Eastbourne Symphony Orchestra's triumph over the ravages of winter

When the ESO chose Humperdinck, Mozart and Tchaikovsky for their spring concert at St Saviour's Church on Sunday they probably hoped for a balmy evening to pull in the crowds. Unfortunately, Siberian wind and snowfall left a number of empty pews, though the Mayor and many musical stalwarts were present to hear one of the orchestra's finest performances.

Wednesday, 21st March 2018, 12:43 pm
Updated Friday, 8th June 2018, 12:18 am
Eastbourne Symphony Orchestra spring concert SUS-180321-123710001

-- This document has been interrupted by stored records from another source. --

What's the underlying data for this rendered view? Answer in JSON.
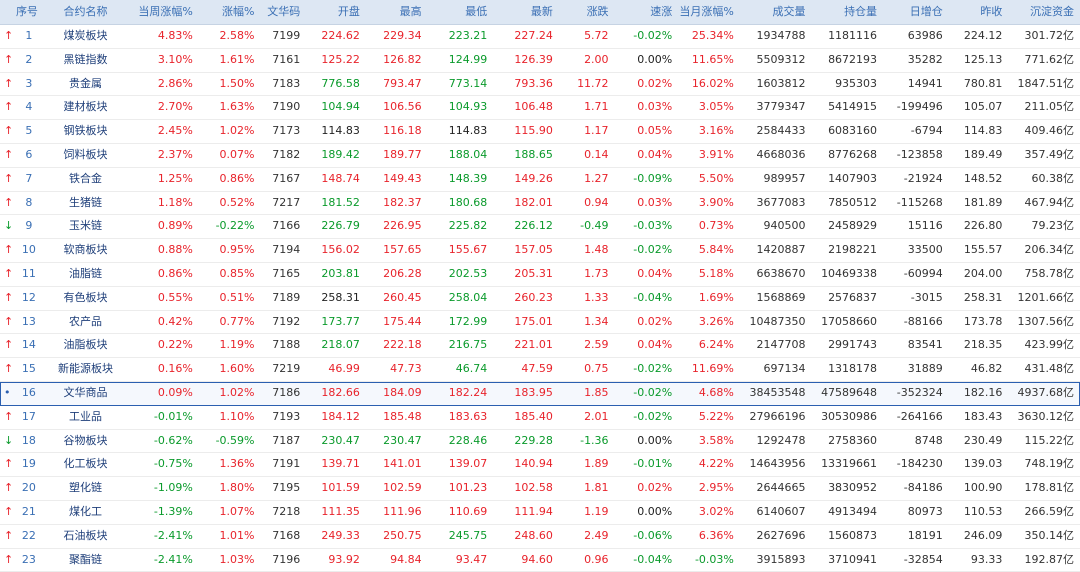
{
  "columns": {
    "idx": "序号",
    "name": "合约名称",
    "wk": "当周涨幅%",
    "pct": "涨幅%",
    "code": "文华码",
    "open": "开盘",
    "high": "最高",
    "low": "最低",
    "last": "最新",
    "chg": "涨跌",
    "spd": "速涨",
    "mon": "当月涨幅%",
    "vol": "成交量",
    "oi": "持仓量",
    "doi": "日增仓",
    "pc": "昨收",
    "cap": "沉淀资金"
  },
  "rows": [
    {
      "mark": "up",
      "idx": "1",
      "name": "煤炭板块",
      "wk": "4.83%",
      "pct": "2.58%",
      "code": "7199",
      "open": "224.62",
      "high": "229.34",
      "low": "223.21",
      "last": "227.24",
      "chg": "5.72",
      "spd": "-0.02%",
      "mon": "25.34%",
      "vol": "1934788",
      "oi": "1181116",
      "doi": "63986",
      "pc": "224.12",
      "cap": "301.72亿"
    },
    {
      "mark": "up",
      "idx": "2",
      "name": "黑链指数",
      "wk": "3.10%",
      "pct": "1.61%",
      "code": "7161",
      "open": "125.22",
      "high": "126.82",
      "low": "124.99",
      "last": "126.39",
      "chg": "2.00",
      "spd": "0.00%",
      "mon": "11.65%",
      "vol": "5509312",
      "oi": "8672193",
      "doi": "35282",
      "pc": "125.13",
      "cap": "771.62亿"
    },
    {
      "mark": "up",
      "idx": "3",
      "name": "贵金属",
      "wk": "2.86%",
      "pct": "1.50%",
      "code": "7183",
      "open": "776.58",
      "high": "793.47",
      "low": "773.14",
      "last": "793.36",
      "chg": "11.72",
      "spd": "0.02%",
      "mon": "16.02%",
      "vol": "1603812",
      "oi": "935303",
      "doi": "14941",
      "pc": "780.81",
      "cap": "1847.51亿"
    },
    {
      "mark": "up",
      "idx": "4",
      "name": "建材板块",
      "wk": "2.70%",
      "pct": "1.63%",
      "code": "7190",
      "open": "104.94",
      "high": "106.56",
      "low": "104.93",
      "last": "106.48",
      "chg": "1.71",
      "spd": "0.03%",
      "mon": "3.05%",
      "vol": "3779347",
      "oi": "5414915",
      "doi": "-199496",
      "pc": "105.07",
      "cap": "211.05亿"
    },
    {
      "mark": "up",
      "idx": "5",
      "name": "钢铁板块",
      "wk": "2.45%",
      "pct": "1.02%",
      "code": "7173",
      "open": "114.83",
      "high": "116.18",
      "low": "114.83",
      "last": "115.90",
      "chg": "1.17",
      "spd": "0.05%",
      "mon": "3.16%",
      "vol": "2584433",
      "oi": "6083160",
      "doi": "-6794",
      "pc": "114.83",
      "cap": "409.46亿"
    },
    {
      "mark": "up",
      "idx": "6",
      "name": "饲料板块",
      "wk": "2.37%",
      "pct": "0.07%",
      "code": "7182",
      "open": "189.42",
      "high": "189.77",
      "low": "188.04",
      "last": "188.65",
      "chg": "0.14",
      "spd": "0.04%",
      "mon": "3.91%",
      "vol": "4668036",
      "oi": "8776268",
      "doi": "-123858",
      "pc": "189.49",
      "cap": "357.49亿"
    },
    {
      "mark": "up",
      "idx": "7",
      "name": "铁合金",
      "wk": "1.25%",
      "pct": "0.86%",
      "code": "7167",
      "open": "148.74",
      "high": "149.43",
      "low": "148.39",
      "last": "149.26",
      "chg": "1.27",
      "spd": "-0.09%",
      "mon": "5.50%",
      "vol": "989957",
      "oi": "1407903",
      "doi": "-21924",
      "pc": "148.52",
      "cap": "60.38亿"
    },
    {
      "mark": "up",
      "idx": "8",
      "name": "生猪链",
      "wk": "1.18%",
      "pct": "0.52%",
      "code": "7217",
      "open": "181.52",
      "high": "182.37",
      "low": "180.68",
      "last": "182.01",
      "chg": "0.94",
      "spd": "0.03%",
      "mon": "3.90%",
      "vol": "3677083",
      "oi": "7850512",
      "doi": "-115268",
      "pc": "181.89",
      "cap": "467.94亿"
    },
    {
      "mark": "dn",
      "idx": "9",
      "name": "玉米链",
      "wk": "0.89%",
      "pct": "-0.22%",
      "code": "7166",
      "open": "226.79",
      "high": "226.95",
      "low": "225.82",
      "last": "226.12",
      "chg": "-0.49",
      "spd": "-0.03%",
      "mon": "0.73%",
      "vol": "940500",
      "oi": "2458929",
      "doi": "15116",
      "pc": "226.80",
      "cap": "79.23亿"
    },
    {
      "mark": "up",
      "idx": "10",
      "name": "软商板块",
      "wk": "0.88%",
      "pct": "0.95%",
      "code": "7194",
      "open": "156.02",
      "high": "157.65",
      "low": "155.67",
      "last": "157.05",
      "chg": "1.48",
      "spd": "-0.02%",
      "mon": "5.84%",
      "vol": "1420887",
      "oi": "2198221",
      "doi": "33500",
      "pc": "155.57",
      "cap": "206.34亿"
    },
    {
      "mark": "up",
      "idx": "11",
      "name": "油脂链",
      "wk": "0.86%",
      "pct": "0.85%",
      "code": "7165",
      "open": "203.81",
      "high": "206.28",
      "low": "202.53",
      "last": "205.31",
      "chg": "1.73",
      "spd": "0.04%",
      "mon": "5.18%",
      "vol": "6638670",
      "oi": "10469338",
      "doi": "-60994",
      "pc": "204.00",
      "cap": "758.78亿"
    },
    {
      "mark": "up",
      "idx": "12",
      "name": "有色板块",
      "wk": "0.55%",
      "pct": "0.51%",
      "code": "7189",
      "open": "258.31",
      "high": "260.45",
      "low": "258.04",
      "last": "260.23",
      "chg": "1.33",
      "spd": "-0.04%",
      "mon": "1.69%",
      "vol": "1568869",
      "oi": "2576837",
      "doi": "-3015",
      "pc": "258.31",
      "cap": "1201.66亿"
    },
    {
      "mark": "up",
      "idx": "13",
      "name": "农产品",
      "wk": "0.42%",
      "pct": "0.77%",
      "code": "7192",
      "open": "173.77",
      "high": "175.44",
      "low": "172.99",
      "last": "175.01",
      "chg": "1.34",
      "spd": "0.02%",
      "mon": "3.26%",
      "vol": "10487350",
      "oi": "17058660",
      "doi": "-88166",
      "pc": "173.78",
      "cap": "1307.56亿"
    },
    {
      "mark": "up",
      "idx": "14",
      "name": "油脂板块",
      "wk": "0.22%",
      "pct": "1.19%",
      "code": "7188",
      "open": "218.07",
      "high": "222.18",
      "low": "216.75",
      "last": "221.01",
      "chg": "2.59",
      "spd": "0.04%",
      "mon": "6.24%",
      "vol": "2147708",
      "oi": "2991743",
      "doi": "83541",
      "pc": "218.35",
      "cap": "423.99亿"
    },
    {
      "mark": "up",
      "idx": "15",
      "name": "新能源板块",
      "wk": "0.16%",
      "pct": "1.60%",
      "code": "7219",
      "open": "46.99",
      "high": "47.73",
      "low": "46.74",
      "last": "47.59",
      "chg": "0.75",
      "spd": "-0.02%",
      "mon": "11.69%",
      "vol": "697134",
      "oi": "1318178",
      "doi": "31889",
      "pc": "46.82",
      "cap": "431.48亿"
    },
    {
      "mark": "sel",
      "idx": "16",
      "name": "文华商品",
      "wk": "0.09%",
      "pct": "1.02%",
      "code": "7186",
      "open": "182.66",
      "high": "184.09",
      "low": "182.24",
      "last": "183.95",
      "chg": "1.85",
      "spd": "-0.02%",
      "mon": "4.68%",
      "vol": "38453548",
      "oi": "47589648",
      "doi": "-352324",
      "pc": "182.16",
      "cap": "4937.68亿"
    },
    {
      "mark": "up",
      "idx": "17",
      "name": "工业品",
      "wk": "-0.01%",
      "pct": "1.10%",
      "code": "7193",
      "open": "184.12",
      "high": "185.48",
      "low": "183.63",
      "last": "185.40",
      "chg": "2.01",
      "spd": "-0.02%",
      "mon": "5.22%",
      "vol": "27966196",
      "oi": "30530986",
      "doi": "-264166",
      "pc": "183.43",
      "cap": "3630.12亿"
    },
    {
      "mark": "dn",
      "idx": "18",
      "name": "谷物板块",
      "wk": "-0.62%",
      "pct": "-0.59%",
      "code": "7187",
      "open": "230.47",
      "high": "230.47",
      "low": "228.46",
      "last": "229.28",
      "chg": "-1.36",
      "spd": "0.00%",
      "mon": "3.58%",
      "vol": "1292478",
      "oi": "2758360",
      "doi": "8748",
      "pc": "230.49",
      "cap": "115.22亿"
    },
    {
      "mark": "up",
      "idx": "19",
      "name": "化工板块",
      "wk": "-0.75%",
      "pct": "1.36%",
      "code": "7191",
      "open": "139.71",
      "high": "141.01",
      "low": "139.07",
      "last": "140.94",
      "chg": "1.89",
      "spd": "-0.01%",
      "mon": "4.22%",
      "vol": "14643956",
      "oi": "13319661",
      "doi": "-184230",
      "pc": "139.03",
      "cap": "748.19亿"
    },
    {
      "mark": "up",
      "idx": "20",
      "name": "塑化链",
      "wk": "-1.09%",
      "pct": "1.80%",
      "code": "7195",
      "open": "101.59",
      "high": "102.59",
      "low": "101.23",
      "last": "102.58",
      "chg": "1.81",
      "spd": "0.02%",
      "mon": "2.95%",
      "vol": "2644665",
      "oi": "3830952",
      "doi": "-84186",
      "pc": "100.90",
      "cap": "178.81亿"
    },
    {
      "mark": "up",
      "idx": "21",
      "name": "煤化工",
      "wk": "-1.39%",
      "pct": "1.07%",
      "code": "7218",
      "open": "111.35",
      "high": "111.96",
      "low": "110.69",
      "last": "111.94",
      "chg": "1.19",
      "spd": "0.00%",
      "mon": "3.02%",
      "vol": "6140607",
      "oi": "4913494",
      "doi": "80973",
      "pc": "110.53",
      "cap": "266.59亿"
    },
    {
      "mark": "up",
      "idx": "22",
      "name": "石油板块",
      "wk": "-2.41%",
      "pct": "1.01%",
      "code": "7168",
      "open": "249.33",
      "high": "250.75",
      "low": "245.75",
      "last": "248.60",
      "chg": "2.49",
      "spd": "-0.06%",
      "mon": "6.36%",
      "vol": "2627696",
      "oi": "1560873",
      "doi": "18191",
      "pc": "246.09",
      "cap": "350.14亿"
    },
    {
      "mark": "up",
      "idx": "23",
      "name": "聚酯链",
      "wk": "-2.41%",
      "pct": "1.03%",
      "code": "7196",
      "open": "93.92",
      "high": "94.84",
      "low": "93.47",
      "last": "94.60",
      "chg": "0.96",
      "spd": "-0.04%",
      "mon": "-0.03%",
      "vol": "3915893",
      "oi": "3710941",
      "doi": "-32854",
      "pc": "93.33",
      "cap": "192.87亿"
    }
  ],
  "colors": {
    "up": "#e8232b",
    "down": "#0a9a2b",
    "header_bg": "#dde7f3",
    "selected_border": "#2b5fb0"
  }
}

Humperdinck’s tuneful overture to his opera Hansel And Gretel showed the ESO’s large body of strings in great form under leader Lisa Wigmore and conductor Kenneth Roberts coaxed fine playing from every section. The echoing vault of the church is probably too resonant for every nuance to be heard but we knew we were in for an engaging evening.

And the second work really showed every musician to be on their mettle. Kenneth set down his baton and, from the piano, gave sufficient guidance regarding tempo for the orchestra to follow his masterly interpretation of one of Mozart’s Piano Concerto No 21 in C. The slow middle movement hit the classical charts around 1967 from the film Elvira Madigan, and its romantic beauty sat dreamily between two allegro movements, in which Kenneth played his own cadenzas. This was in every way a performance to cherish.

The second half was devoted to Tchaikovsky’s Symphony No 5, a monumental work, demanding great accuracy and insight. The nostalgic horn solo in the second movement gives licence to many a conductor to ‘wallow’, dragging the melody ever slower. I was delighted to have a performance in which this lovely tune spoke for itself, setting the route for repeats and variations by other instruments. The finale can be seen as another whole symphony, with four different speed markings to navigate. It was so confidently played that even the huge resonance could not dim Tchaikovsky’s concept. Little surprise that applause was exceptionally loud with some of the audience standing to acknowledge a great performance. We all went home feeling that the scything wind was coming straight from St Petersburg where, in 1888, the composer himself conducted the premiere. By Robin Gregory.